So why has the “nuclear dream” fallen short of what we expected?

Nuclear power is not the problem. People are the problem. More specifically, the institutions people have put in place used to manage nuclear power plants have proven to be more effective at reaping the rewards than reducing the risks of nuclear power.

The fiasco unfolding at the Fukushima nuclear plant is an especially alarming case in point.

Damian Carrington, an environmental blogger at The Guardian, captured the crux of the problem like so:

The fundamental reason why the price of nuclear power climbs each day as surely as the rising sun is a straightforward one. Keeping a lid on costs is impossible if the task in hand is keeping the lid on an exploding atomic bomb.

For that is what a nuclear reactor is, a slow motion detonation. That intrinsic danger means that as each new risk to reactors is discovered, more and more expensive measures need to be put in place as mitigation. When accidents happen, as they will over a half century or more of operation, the intrinsic risk of radioactive materials means more money is piled on the bonfire to ensure the risk to the public is limited.

To expand on Carrington’s analysis, investor-owned utilities like the Tokyo Electric Power Tokyo Electric Power Company (TEPCO), which operates the nuclear reactors at Fukushima, are legally obliged to shareholders to maximize profits and limit costs.

In the context of the Fukushima nuclear reactors, this alchemy proved to be a recipe for disaster.

In 2007, TEPCO narrowly avoided a meltdown a nuclear facility twice the size of the Fukushima reactors after a 7.1 magnitude earthquake inflicted major structural damages.

In response, TEPCO idled the Kashiwazaki-Kariwa Nuclear Power Plant for nearly three years and invested heaps of cash on design upgrades and related seismic-hardening retrofits. This idle capacity put a giant hole in TEPCO’s revenues and significantly weakened the company’s financial performance.
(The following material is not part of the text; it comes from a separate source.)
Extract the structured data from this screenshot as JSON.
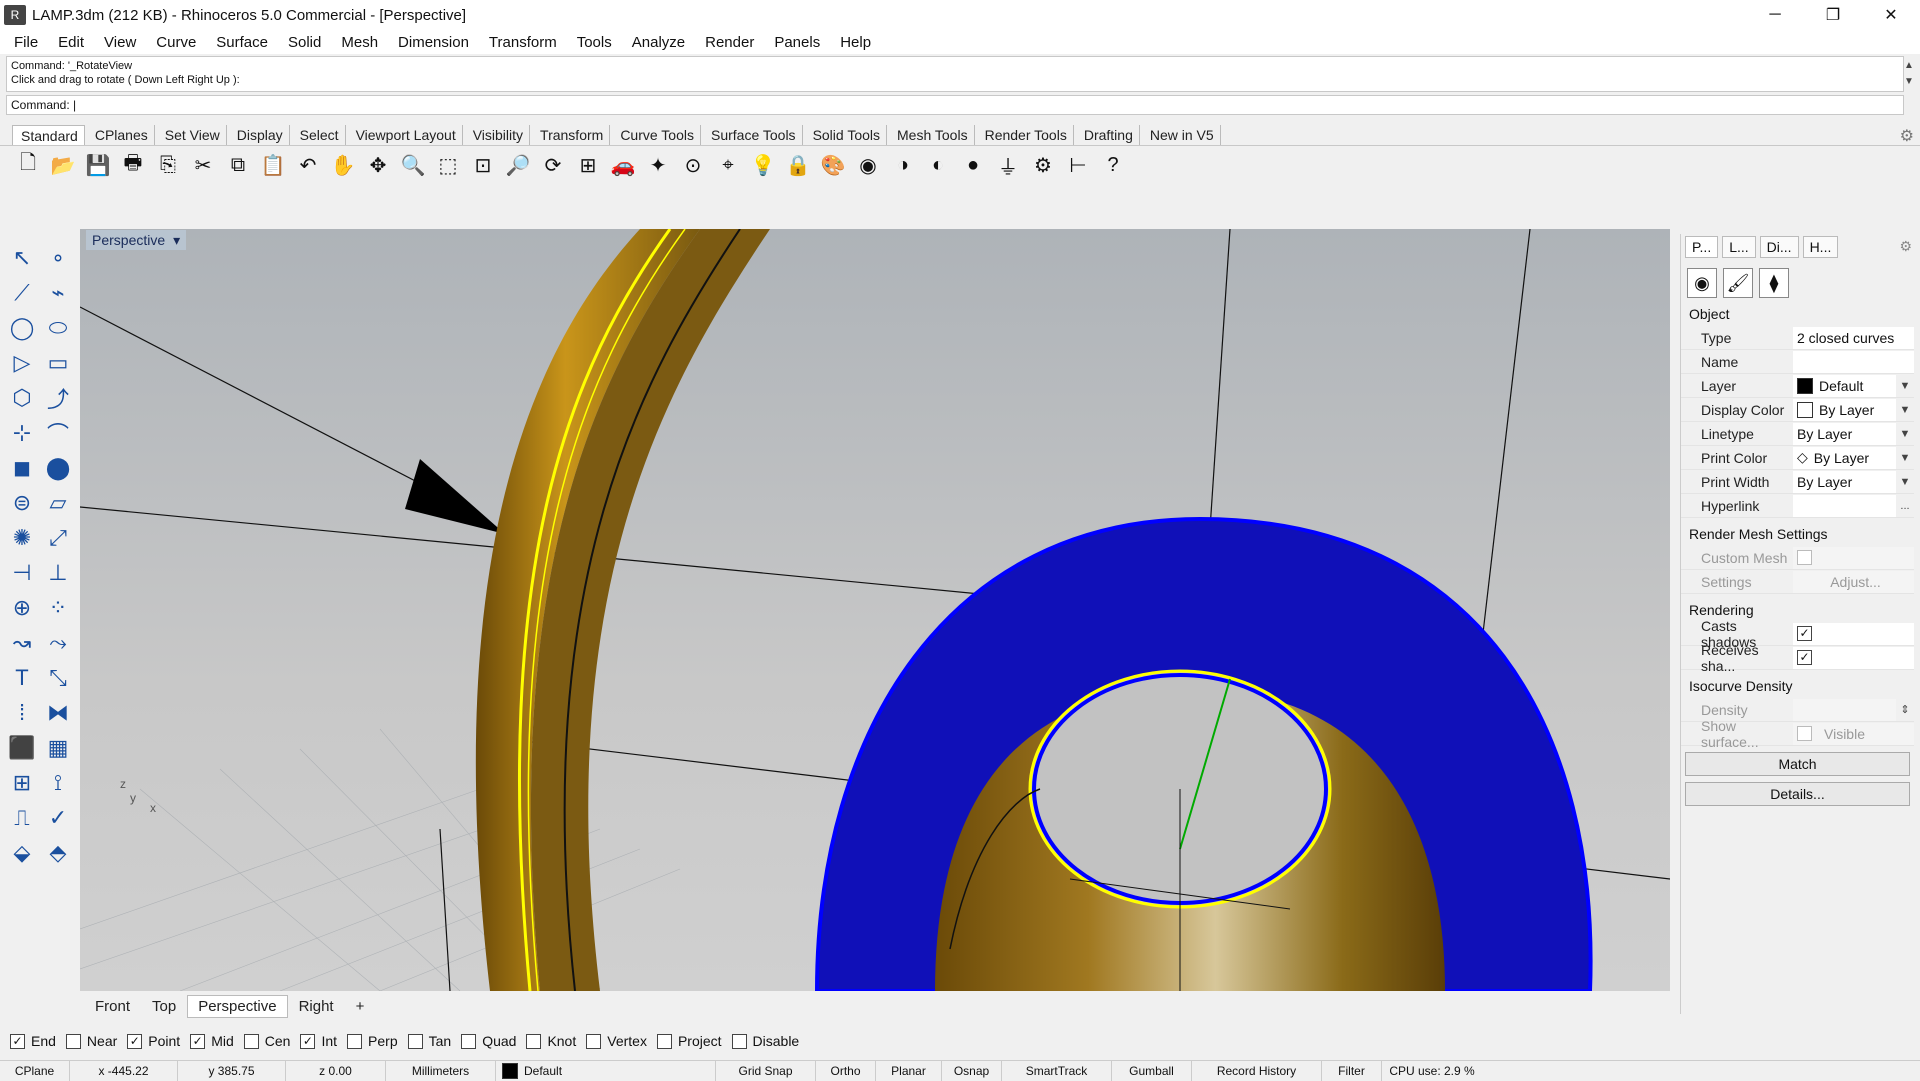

Facing pressures from investors, TEPCO’ cut costs aggressively across the board to improve the company’s returns.

By 2010, TEPCO had moved out of the red and back into the black, primarily as a result of these cost cutting efforts.

While these efforts did not “cause” the crisis at Fukushima, they are symptomatic of the underlying factors that did.

Taking the Fukushima plants offline would have triggered massive rate increases – and accompanying political backlash – because TEPCO would have had to supply a massive share of its rate-base with high-price natural gas power plants.

These forces encouraged management to cut costs at Fukushima to support the capital investments in retrofitting the “much larger nuclear” plant, which is the world’s largest nuclear facility, for earthquakes.